One of those terrific and talented people is architect and programmer Matt Panzer. Matt is DC based, so if you need an area architect, you can actually visit him. The rest of us can hire Matt for his architectural visualization skills, or buy some or all of his Vectorworks Plug In Objects.
Camera Match is a must have plug-in. Architects who want to show their designs in context with the surrounding area need this tool. Builders and designers who remodel existing structures need Camera Match to see and sell ideas. Theatrical Designers and Artists of all stripes working in public space can make great use of Camera Match.
This makes complete sense for renovation work, seeing a new building adjacent to its soon-to-be neighbors, as well as sculptures in a park or on a plaza, amphitheatres, film location work, gardens and landscaping. The last is endless.
In this case, a small sculpture, originally designed for a desktop, has been enlarged, and to be placed here in a courtyard.
This glass sculpture uses many features of the Deform Tool in Vectorworks 2015, one of the many great ways Vectorworks allows designers to manipulate forms and create great things!

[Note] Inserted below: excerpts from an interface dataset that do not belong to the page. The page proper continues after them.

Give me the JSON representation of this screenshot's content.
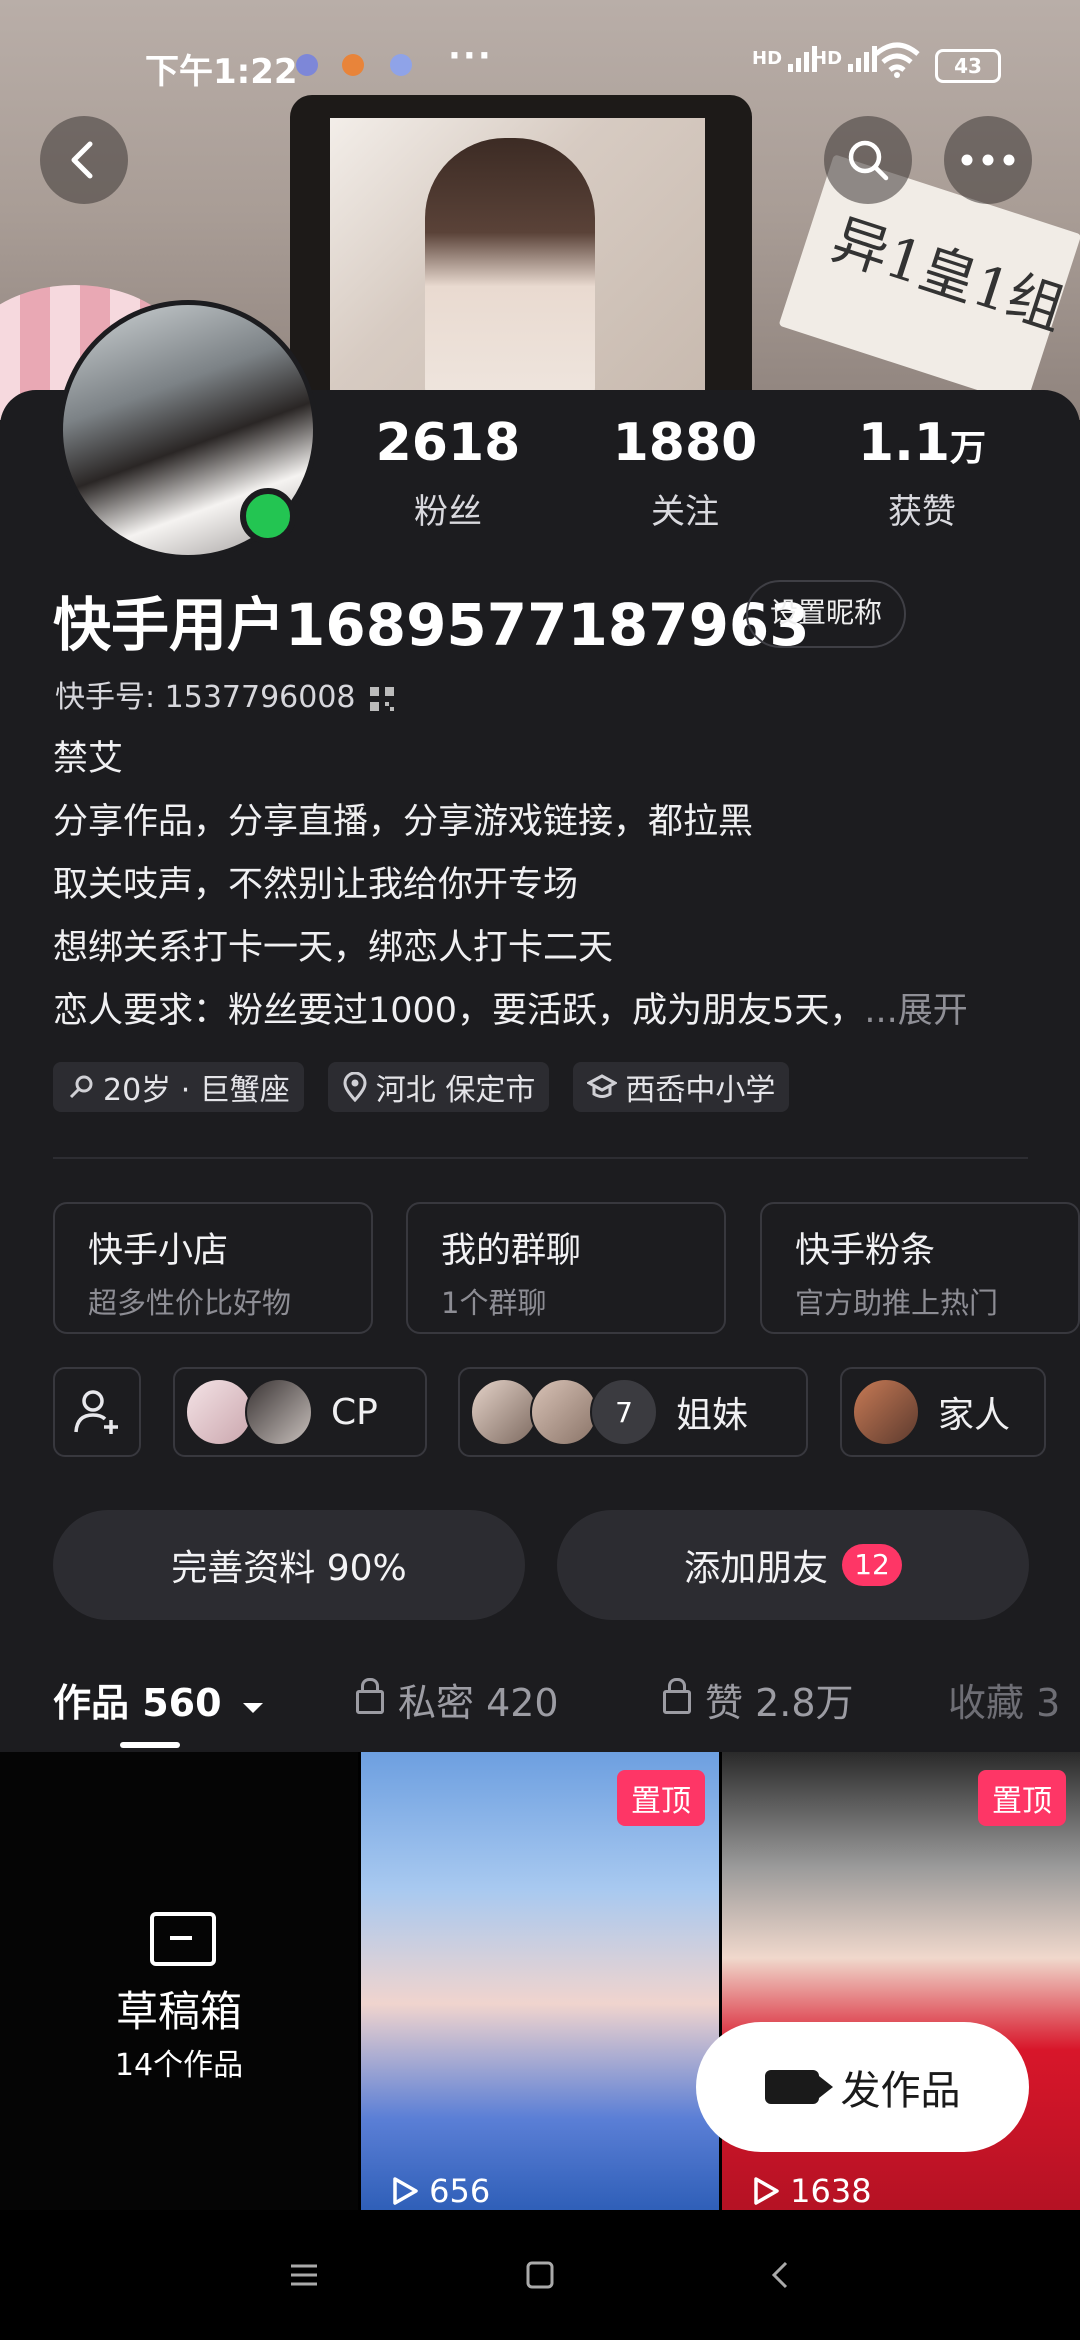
{
  "status_bar": {
    "time": "下午1:22",
    "more": "···",
    "hd": "HD",
    "battery": "43"
  },
  "cover": {
    "paper_text": "异1皇1组"
  },
  "stats": [
    {
      "num": "2618",
      "unit": "",
      "label": "粉丝"
    },
    {
      "num": "1880",
      "unit": "",
      "label": "关注"
    },
    {
      "num": "1.1",
      "unit": "万",
      "label": "获赞"
    }
  ],
  "profile": {
    "nickname": "快手用户1689577187963",
    "set_nickname": "设置昵称",
    "kid": "快手号: 1537796008"
  },
  "bio": {
    "line1": "禁艾",
    "line2": "分享作品，分享直播，分享游戏链接，都拉黑",
    "line3": "取关吱声，不然别让我给你开专场",
    "line4": "想绑关系打卡一天，绑恋人打卡二天",
    "line5": "恋人要求：粉丝要过1000，要活跃，成为朋友5天，",
    "expand": "...展开"
  },
  "tags": [
    {
      "icon": "gender-icon",
      "text": "20岁 · 巨蟹座"
    },
    {
      "icon": "location-icon",
      "text": "河北 保定市"
    },
    {
      "icon": "school-icon",
      "text": "西岙中小学"
    }
  ],
  "services": [
    {
      "title": "快手小店",
      "sub": "超多性价比好物"
    },
    {
      "title": "我的群聊",
      "sub": "1个群聊"
    },
    {
      "title": "快手粉条",
      "sub": "官方助推上热门"
    }
  ],
  "groups": [
    {
      "label": "CP"
    },
    {
      "label": "姐妹",
      "count": "7"
    },
    {
      "label": "家人"
    }
  ],
  "actions": {
    "complete": "完善资料 90%",
    "add_friend": "添加朋友",
    "add_friend_badge": "12"
  },
  "tabs": [
    {
      "label": "作品 560"
    },
    {
      "label": "私密 420"
    },
    {
      "label": "赞 2.8万"
    },
    {
      "label": "收藏 3"
    }
  ],
  "grid": {
    "draft_title": "草稿箱",
    "draft_sub": "14个作品",
    "pin_label": "置顶",
    "videos": [
      {
        "plays": "656"
      },
      {
        "plays": "1638"
      }
    ]
  },
  "publish": {
    "label": "发作品"
  }
}
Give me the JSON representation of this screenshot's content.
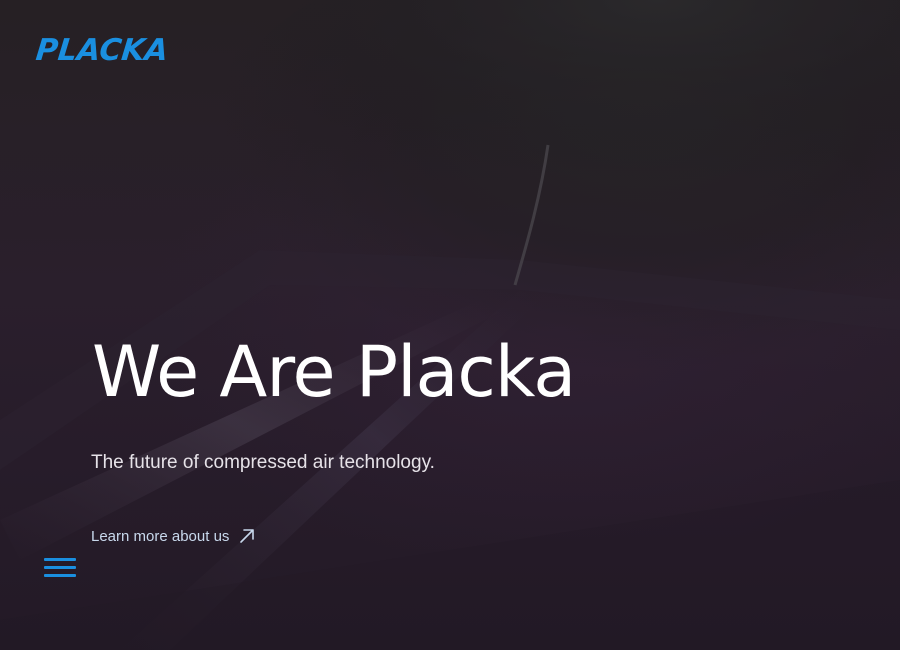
{
  "header": {
    "logo_text": "PLACKA"
  },
  "hero": {
    "headline": "We Are Placka",
    "subheadline": "The future of compressed air technology.",
    "cta_label": "Learn more about us",
    "cta_icon": "arrow-up-right-icon"
  },
  "nav": {
    "menu_icon": "hamburger-menu-icon"
  },
  "colors": {
    "brand_blue": "#1a8fe0",
    "background": "#221a24",
    "headline_text": "#ffffff",
    "link_text": "#c8d8ec"
  }
}
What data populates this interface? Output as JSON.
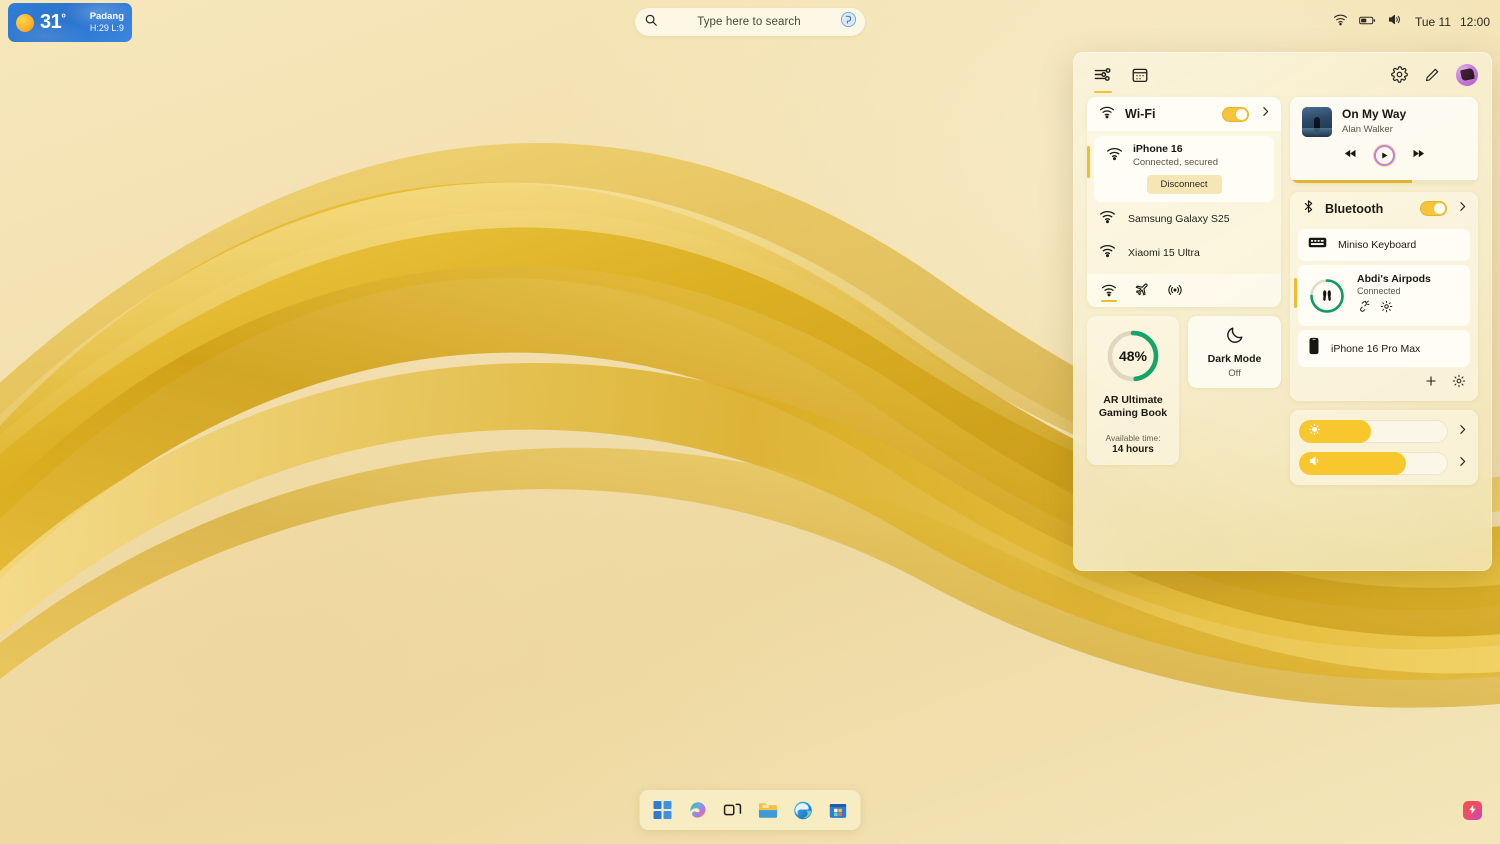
{
  "weather": {
    "temperature": "31",
    "degree_symbol": "°",
    "city": "Padang",
    "high_low": "H:29 L:9",
    "icon": "sun-icon"
  },
  "search": {
    "placeholder": "Type here to search",
    "icon": "search-icon",
    "assistant_icon": "copilot-icon"
  },
  "tray": {
    "wifi_icon": "wifi-icon",
    "battery_icon": "battery-icon",
    "volume_icon": "volume-icon",
    "date": "Tue 11",
    "time": "12:00"
  },
  "quick_settings": {
    "header": {
      "quick_settings_icon": "sliders-icon",
      "calendar_icon": "calendar-icon",
      "settings_icon": "gear-icon",
      "edit_icon": "pencil-icon",
      "avatar_icon": "avatar"
    },
    "wifi": {
      "label": "Wi-Fi",
      "toggle_state": "on",
      "icon": "wifi-icon",
      "chevron_icon": "chevron-right-icon",
      "connected": {
        "name": "iPhone 16",
        "status": "Connected, secured",
        "action": "Disconnect"
      },
      "networks": [
        {
          "name": "Samsung Galaxy S25"
        },
        {
          "name": "Xiaomi 15 Ultra"
        }
      ],
      "footer_icons": [
        "wifi-icon",
        "airplane-mode-icon",
        "mobile-hotspot-icon"
      ]
    },
    "battery": {
      "percent_label": "48%",
      "percent_value": 48,
      "device_name": "AR Ultimate\nGaming Book",
      "device_name_line1": "AR Ultimate",
      "device_name_line2": "Gaming Book",
      "available_label": "Available time:",
      "available_value": "14 hours",
      "ring_color": "#13a56a"
    },
    "dark_mode": {
      "label": "Dark Mode",
      "state": "Off",
      "icon": "moon-icon"
    },
    "media": {
      "title": "On My Way",
      "artist": "Alan Walker",
      "prev_icon": "previous-icon",
      "play_icon": "play-icon",
      "next_icon": "next-icon",
      "progress_percent": 65
    },
    "bluetooth": {
      "label": "Bluetooth",
      "toggle_state": "on",
      "icon": "bluetooth-icon",
      "chevron_icon": "chevron-right-icon",
      "devices": [
        {
          "name": "Miniso Keyboard",
          "icon": "keyboard-icon"
        },
        {
          "name": "Abdi's Airpods",
          "status": "Connected",
          "icon": "airpods-icon",
          "battery_percent": 75
        },
        {
          "name": "iPhone 16 Pro Max",
          "icon": "phone-icon"
        }
      ],
      "add_icon": "plus-icon",
      "settings_icon": "gear-icon"
    },
    "sliders": [
      {
        "name": "brightness",
        "icon": "brightness-icon",
        "value": 48,
        "chevron_icon": "chevron-right-icon"
      },
      {
        "name": "volume",
        "icon": "volume-icon",
        "value": 72,
        "chevron_icon": "chevron-right-icon"
      }
    ]
  },
  "taskbar": {
    "items": [
      {
        "name": "start-button",
        "icon": "windows-logo-icon"
      },
      {
        "name": "copilot-button",
        "icon": "copilot-icon"
      },
      {
        "name": "task-view-button",
        "icon": "task-view-icon"
      },
      {
        "name": "file-explorer-button",
        "icon": "folder-icon"
      },
      {
        "name": "edge-button",
        "icon": "edge-icon"
      },
      {
        "name": "microsoft-store-button",
        "icon": "store-icon"
      }
    ],
    "corner_app": {
      "name": "lightning-app",
      "icon": "lightning-bolt-icon"
    }
  }
}
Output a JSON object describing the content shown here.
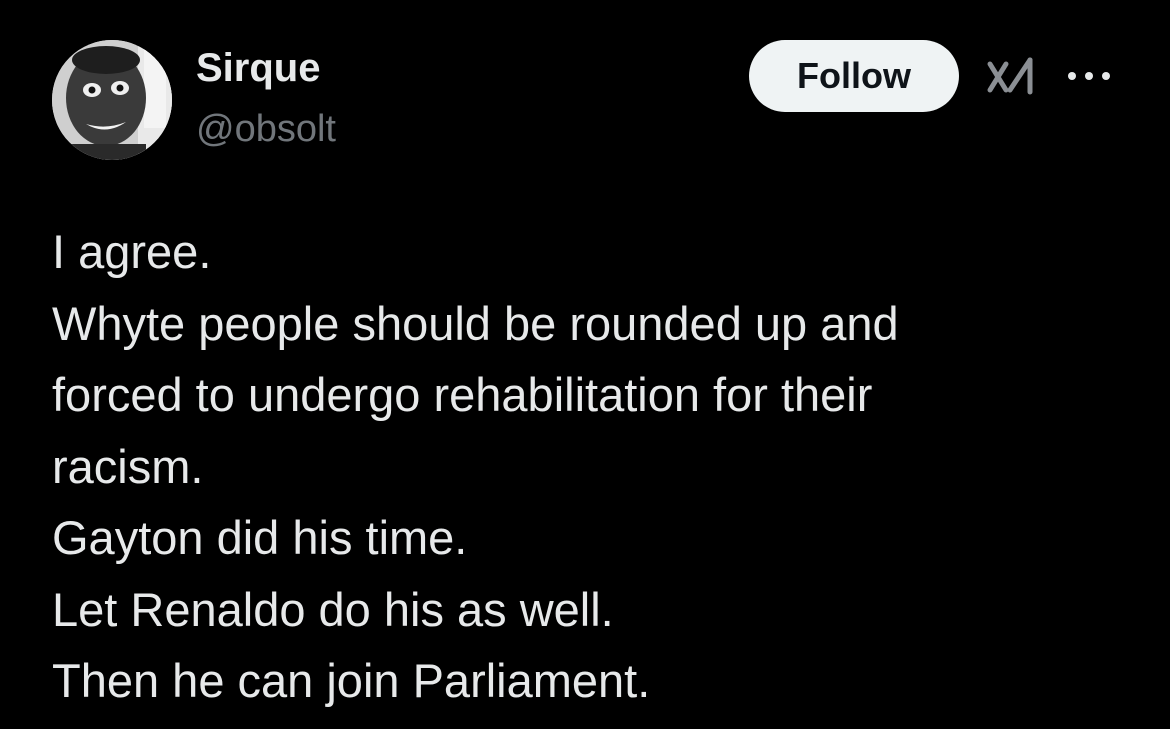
{
  "author": {
    "display_name": "Sirque",
    "handle": "@obsolt",
    "avatar_icon": "profile-photo"
  },
  "header": {
    "follow_label": "Follow",
    "grok_icon": "grok-icon",
    "more_icon": "more-options-icon"
  },
  "tweet": {
    "lines": [
      "I agree.",
      "Whyte people should be rounded up and",
      "forced to undergo rehabilitation for their",
      "racism.",
      "Gayton did his time.",
      "Let Renaldo do his as well.",
      "Then he can join Parliament."
    ]
  },
  "colors": {
    "background": "#000000",
    "primary_text": "#e7e9ea",
    "secondary_text": "#71767b",
    "follow_bg": "#eff3f4",
    "follow_text": "#0f1419"
  }
}
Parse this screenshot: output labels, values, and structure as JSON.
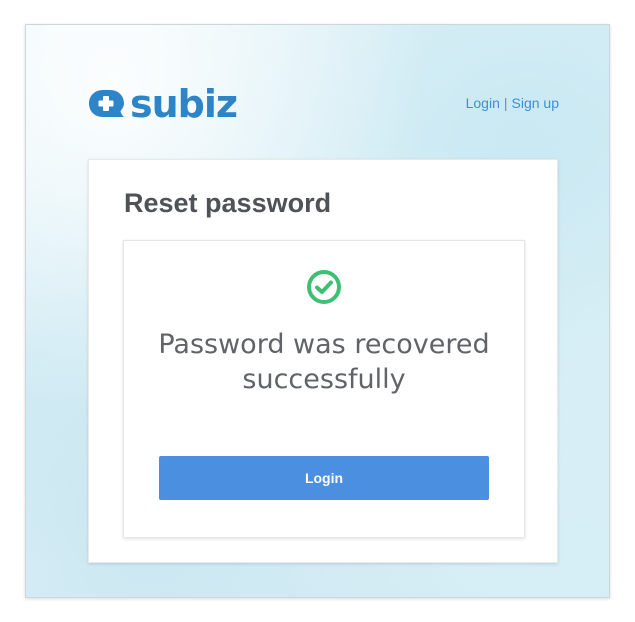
{
  "brand": {
    "name": "subiz",
    "logo_icon": "chat-bubble-plus-icon",
    "color": "#2d84c7"
  },
  "header_links": {
    "login": "Login",
    "separator": "|",
    "signup": "Sign up",
    "color": "#3d8fd6"
  },
  "card": {
    "title": "Reset password",
    "status_icon": "check-circle-icon",
    "status_color": "#3fbf74",
    "message": "Password was recovered successfully",
    "login_button": "Login",
    "button_color": "#4a8fe0"
  }
}
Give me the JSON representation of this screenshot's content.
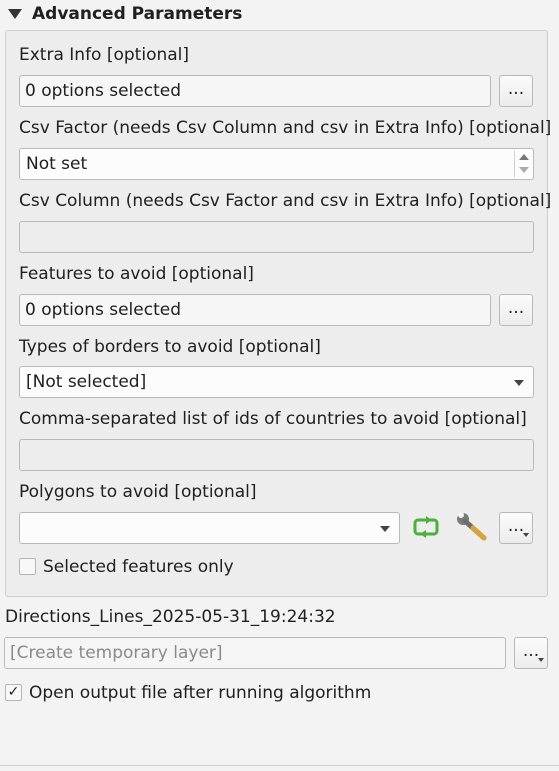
{
  "section": {
    "title": "Advanced Parameters",
    "collapse_icon": "triangle-down-icon"
  },
  "extra_info": {
    "label": "Extra Info [optional]",
    "value": "0 options selected",
    "browse_label": "..."
  },
  "csv_factor": {
    "label": "Csv Factor (needs Csv Column and csv in Extra Info) [optional]",
    "value": "Not set"
  },
  "csv_column": {
    "label": "Csv Column (needs Csv Factor and csv in Extra Info) [optional]",
    "value": ""
  },
  "features_to_avoid": {
    "label": "Features to avoid [optional]",
    "value": "0 options selected",
    "browse_label": "..."
  },
  "borders_to_avoid": {
    "label": "Types of borders to avoid [optional]",
    "value": "[Not selected]"
  },
  "countries_to_avoid": {
    "label": "Comma-separated list of ids of countries to avoid [optional]",
    "value": ""
  },
  "polygons_to_avoid": {
    "label": "Polygons to avoid [optional]",
    "value": "",
    "iterate_icon": "iterate-refresh-icon",
    "settings_icon": "wrench-icon",
    "more_label": "...",
    "selected_only_label": "Selected features only",
    "selected_only_checked": false
  },
  "output": {
    "label": "Directions_Lines_2025-05-31_19:24:32",
    "placeholder": "[Create temporary layer]",
    "more_label": "...",
    "open_after_label": "Open output file after running algorithm",
    "open_after_checked": true
  },
  "colors": {
    "iterate_green": "#4caf3c",
    "wrench_grey": "#6d6d6d",
    "wrench_handle": "#d9a53a"
  }
}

Camera Match is quick and easy to use. Take your photograph, manipulate as you will in a photo editor like Adobe Photoshop, and import as an Image into Vectorworks. Place the Image as an annotation of a Viewport that contains the model, align a reference point, set up the control lines and render!
OK, it’s not quite that simple, but you get the idea. It is easily way simpler than modeling the courtyard and building, plus you get the great atmosphere and textures. I could have even left some of the idle students standing around.
Camera Match includes tools for masking and adding shadows to the Camera Match Renderings.
The reality here is that this took very little time to create and render. If I had snapped a few other angles, I could have very easily seen the sculpture form multiple points of view. If the piece were really to be placed on this site, I could have done numerous studies to determine the best angle for the most viewers.
So, if you’re a Vectorworks user, you really ought to also be a Camera Match user.